Schwab is well into work on her next film, “Crybaby Bridge,” based on the folktales of distant sounds carried with the wind in the years following rural tragedies.

“It’s a psychological thriller,” she said, and nearly the total opposite of “A Stage of Twilight.”

“I needed to do something different,” Schwab explained.

Schwab co-wrote the screenplay, and the movie is being produced by her independent film company, Cardinal Flix. It stars two-time Emmy nominated actress Sydney Mikayla (“General Hospital”) and Erik King (“Dexter”), and the film is in post-production, with work continuing on effects and color correction, with a final sound mix to follow.

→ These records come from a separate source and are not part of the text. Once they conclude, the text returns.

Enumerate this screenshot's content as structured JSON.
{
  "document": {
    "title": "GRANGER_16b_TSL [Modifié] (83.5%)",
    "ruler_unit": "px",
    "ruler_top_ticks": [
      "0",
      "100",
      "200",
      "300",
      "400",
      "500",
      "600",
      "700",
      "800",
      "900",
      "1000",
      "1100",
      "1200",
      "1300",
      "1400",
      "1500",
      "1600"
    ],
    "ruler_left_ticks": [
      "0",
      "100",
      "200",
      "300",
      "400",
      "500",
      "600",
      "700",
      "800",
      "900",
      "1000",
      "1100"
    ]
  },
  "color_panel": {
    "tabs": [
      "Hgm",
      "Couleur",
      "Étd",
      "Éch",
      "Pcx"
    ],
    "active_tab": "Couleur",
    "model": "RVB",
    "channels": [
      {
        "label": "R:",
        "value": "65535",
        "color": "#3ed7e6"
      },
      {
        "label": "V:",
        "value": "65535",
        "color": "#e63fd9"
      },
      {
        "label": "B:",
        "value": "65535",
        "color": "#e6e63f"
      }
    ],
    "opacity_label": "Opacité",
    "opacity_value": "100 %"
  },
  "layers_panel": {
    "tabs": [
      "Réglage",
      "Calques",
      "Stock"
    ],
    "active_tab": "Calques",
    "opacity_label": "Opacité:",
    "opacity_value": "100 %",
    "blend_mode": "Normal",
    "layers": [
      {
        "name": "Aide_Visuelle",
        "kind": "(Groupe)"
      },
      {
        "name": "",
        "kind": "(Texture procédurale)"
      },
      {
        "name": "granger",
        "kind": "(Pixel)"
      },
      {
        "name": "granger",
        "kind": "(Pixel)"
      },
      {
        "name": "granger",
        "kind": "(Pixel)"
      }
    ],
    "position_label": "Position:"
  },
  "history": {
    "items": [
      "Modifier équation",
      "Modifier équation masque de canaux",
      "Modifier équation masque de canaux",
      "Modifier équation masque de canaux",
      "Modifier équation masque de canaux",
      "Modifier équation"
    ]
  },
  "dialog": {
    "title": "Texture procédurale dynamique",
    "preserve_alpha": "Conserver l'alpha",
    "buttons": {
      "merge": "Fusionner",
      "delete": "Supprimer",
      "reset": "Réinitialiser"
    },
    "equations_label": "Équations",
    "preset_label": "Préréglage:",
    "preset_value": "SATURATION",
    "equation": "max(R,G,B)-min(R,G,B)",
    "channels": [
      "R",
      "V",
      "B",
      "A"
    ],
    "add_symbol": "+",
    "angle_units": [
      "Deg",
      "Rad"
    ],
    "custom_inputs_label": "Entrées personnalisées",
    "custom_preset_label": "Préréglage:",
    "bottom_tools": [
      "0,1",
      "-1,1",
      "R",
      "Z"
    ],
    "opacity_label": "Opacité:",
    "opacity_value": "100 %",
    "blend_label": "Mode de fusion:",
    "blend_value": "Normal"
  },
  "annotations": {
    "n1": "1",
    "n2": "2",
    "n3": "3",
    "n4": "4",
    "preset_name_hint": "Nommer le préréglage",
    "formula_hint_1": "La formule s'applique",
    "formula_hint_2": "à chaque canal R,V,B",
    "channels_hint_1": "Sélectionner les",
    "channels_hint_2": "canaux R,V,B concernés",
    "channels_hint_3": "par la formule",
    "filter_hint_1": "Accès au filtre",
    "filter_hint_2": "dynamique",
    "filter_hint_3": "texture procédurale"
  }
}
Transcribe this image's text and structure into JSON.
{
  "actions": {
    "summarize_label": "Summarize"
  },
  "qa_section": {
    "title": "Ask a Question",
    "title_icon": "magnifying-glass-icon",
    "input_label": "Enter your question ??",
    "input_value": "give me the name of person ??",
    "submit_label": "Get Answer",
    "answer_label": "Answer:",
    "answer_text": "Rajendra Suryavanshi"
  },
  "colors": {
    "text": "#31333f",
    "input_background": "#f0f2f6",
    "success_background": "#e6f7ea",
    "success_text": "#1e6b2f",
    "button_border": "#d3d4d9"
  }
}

As part of Women & Film, “A Stage of Twilight” will be shown at 1 p.m. Friday, April 21 in the The Starlight Room of the Rose Theatre.

Schwab admitted that her film is sometimes too much for her to see.

“I honestly can’t watch the movie every time we screen it. It can be too much for me. I have to be in the right headspace.”

Even so, she said it’s rewarding when those who have seen the movie during festival screenings reach out to her with their own end-of-life stories.

“To have so many people talk about personal experience of loss of a loved one, good and bad,” she said. “That’s what I’ve always wanted to do with the movie, and my own personal view about end of life. Get people talking. There’s no right decisions, there’s no wrong. This is a personal choice.

“Just to talk about it; that’s the first step,” she said.